“One of the things … that I think has been misunderstood about Edward Snowden … is that he actually hasn’t released a single document to the public. He could have if he wanted to: He could have uploaded the documents to the Internet on his own; he could have given them to foreign powers. There are all sorts of things he could have done, and what he did instead is he came to journalists and said, “I don’t actually think that I, Edward Snowden, am the person who should be making the decisions about what the public should and shouldn’t see. I actually think that’s journalists who ought to be making that call and I want you to work within media organizations that have experience in making these decisions and make those judgments yourself.” … There’s a huge responsibility that comes from making those choices. […] Edward Snowden does not think that there is one or two discrete programs within the NSA that are abusive and out of control. He believes the NSA system itself, the entire ubiquitous system of suspicion-less surveillance, is itself inherently abusive and the public has a right to know, not about every detail, not about every program, but about the capabilities that this agency has developed so that the world can have a debate about whether we actually want a system like that.” — GLENN GREEENWALD, on Fresh Air today

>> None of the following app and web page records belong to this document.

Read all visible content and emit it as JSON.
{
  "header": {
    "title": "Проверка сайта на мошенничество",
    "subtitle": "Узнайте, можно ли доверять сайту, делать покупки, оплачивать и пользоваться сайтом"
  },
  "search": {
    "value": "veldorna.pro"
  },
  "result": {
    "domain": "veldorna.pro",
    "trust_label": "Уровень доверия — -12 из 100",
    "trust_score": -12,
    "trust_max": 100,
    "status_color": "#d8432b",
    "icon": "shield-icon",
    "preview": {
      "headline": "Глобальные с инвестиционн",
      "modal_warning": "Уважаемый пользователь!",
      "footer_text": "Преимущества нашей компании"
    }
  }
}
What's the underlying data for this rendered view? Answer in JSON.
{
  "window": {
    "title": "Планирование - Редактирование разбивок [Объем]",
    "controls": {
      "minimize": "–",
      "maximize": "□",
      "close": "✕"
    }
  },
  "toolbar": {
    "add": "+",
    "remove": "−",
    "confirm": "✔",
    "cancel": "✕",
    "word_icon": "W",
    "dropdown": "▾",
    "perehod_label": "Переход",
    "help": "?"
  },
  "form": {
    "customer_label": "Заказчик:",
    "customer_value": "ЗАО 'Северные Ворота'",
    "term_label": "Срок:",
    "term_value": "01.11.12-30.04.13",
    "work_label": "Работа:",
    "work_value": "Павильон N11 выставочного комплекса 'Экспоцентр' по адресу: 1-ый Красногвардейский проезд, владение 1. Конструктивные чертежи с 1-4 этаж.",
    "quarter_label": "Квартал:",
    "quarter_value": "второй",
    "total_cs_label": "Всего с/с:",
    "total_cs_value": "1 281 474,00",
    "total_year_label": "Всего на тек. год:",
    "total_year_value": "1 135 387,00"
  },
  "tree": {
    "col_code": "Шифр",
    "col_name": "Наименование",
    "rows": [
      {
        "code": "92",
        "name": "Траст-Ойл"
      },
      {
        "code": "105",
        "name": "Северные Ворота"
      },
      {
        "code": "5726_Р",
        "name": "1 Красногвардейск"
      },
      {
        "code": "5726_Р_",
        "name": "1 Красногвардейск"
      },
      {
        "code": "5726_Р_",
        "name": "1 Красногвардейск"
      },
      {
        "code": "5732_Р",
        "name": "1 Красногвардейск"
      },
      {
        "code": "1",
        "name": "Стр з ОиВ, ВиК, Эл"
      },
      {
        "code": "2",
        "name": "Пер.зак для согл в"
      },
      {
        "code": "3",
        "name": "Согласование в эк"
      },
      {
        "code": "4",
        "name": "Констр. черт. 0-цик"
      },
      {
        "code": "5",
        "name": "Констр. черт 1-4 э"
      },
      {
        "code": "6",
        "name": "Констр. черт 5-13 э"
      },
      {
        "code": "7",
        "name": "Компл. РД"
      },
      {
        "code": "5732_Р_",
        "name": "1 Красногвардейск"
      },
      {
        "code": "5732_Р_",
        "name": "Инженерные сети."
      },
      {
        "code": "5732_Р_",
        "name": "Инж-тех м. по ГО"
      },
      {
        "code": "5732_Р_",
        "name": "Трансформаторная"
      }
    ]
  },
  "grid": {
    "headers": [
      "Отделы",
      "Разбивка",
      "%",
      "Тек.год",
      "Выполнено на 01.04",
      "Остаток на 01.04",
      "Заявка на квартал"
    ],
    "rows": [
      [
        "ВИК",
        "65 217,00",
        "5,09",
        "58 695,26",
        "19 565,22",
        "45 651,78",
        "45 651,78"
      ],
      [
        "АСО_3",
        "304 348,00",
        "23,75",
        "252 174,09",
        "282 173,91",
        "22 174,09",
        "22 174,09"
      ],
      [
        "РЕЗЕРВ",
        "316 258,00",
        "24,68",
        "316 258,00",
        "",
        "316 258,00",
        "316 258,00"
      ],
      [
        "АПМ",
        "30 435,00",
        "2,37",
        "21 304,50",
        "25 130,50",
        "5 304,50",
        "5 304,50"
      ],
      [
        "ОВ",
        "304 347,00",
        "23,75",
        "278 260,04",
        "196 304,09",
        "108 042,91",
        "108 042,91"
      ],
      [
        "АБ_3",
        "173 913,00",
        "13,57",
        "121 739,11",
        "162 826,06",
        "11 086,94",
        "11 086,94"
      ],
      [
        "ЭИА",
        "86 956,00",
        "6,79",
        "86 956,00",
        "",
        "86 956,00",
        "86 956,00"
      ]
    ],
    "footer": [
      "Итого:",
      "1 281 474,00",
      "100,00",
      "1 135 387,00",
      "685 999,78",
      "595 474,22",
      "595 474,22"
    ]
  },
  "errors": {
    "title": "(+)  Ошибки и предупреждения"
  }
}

PREVIOUSLY: The United States Of Secrets
EXCERPT: The relatively lighter mood we had managed to keep up over the prior few days now turned to palpable anxiety: we were less than 24 hours away from revealing Snowden’s identity, which we knew would change everything, for him most of all. The three of us had lived through a short but exceptionally intense and gratifying experience. One of us, Snowden, was soon to be removed from the group, likely to go to prison for a long time – a fact that had depressingly lurked in the air from the outset, at least for me. Only Snowden had seemed unbothered by this. Now, a giddy gallows humor crept into our dealings.
“I call the bottom bunk at Gitmo,” Snowden joked as he contemplated our prospects. As we talked about future articles, he would say things such as: “That’s going into the indictment. The only question is whether it’s going into yours or mine.” Mostly he remained inconceivably calm. Even now, with the clock winding down on his freedom, Snowden still went to bed at 10.30pm, as he had every night during my time in Hong Kong. While I could barely catch more than two hours of restless sleep at a time, he kept consistent hours. “Well, I’m going to hit the hay,” he would announce casually each night before retiring for seven-and-a-half hours of sound sleep, appearing completely refreshed the next day. When we asked him about his ability to sleep so well under the circumstances, Snowden said that he felt profoundly at peace with what he had done and so the nights were easy. “I figure I have very few days left with a comfortable pillow,” he joked, “so I might as well enjoy them.”
At 7.27pm, British summer time on Sunday 9 June 2013, the Guardian published the story that revealed Snowden to the world: “Edward Snowden: The Whistleblower Behind the NSA Surveillance Revelations.” The article told Snowden’s story, conveyed his motives, and proclaimed that “Snowden will go down in history as one of America’s most consequential whistleblowers, alongside Daniel Ellsberg and Bradley [now Chelsea] Manning.” We quoted from Snowden’s early note to Poitras and me: “I understand that I will be made to suffer for my actions … but I will be satisfied if the federation of secret law, unequal pardon and irresistible executive powers that rule the world that I love are revealed even for an instant.” MORE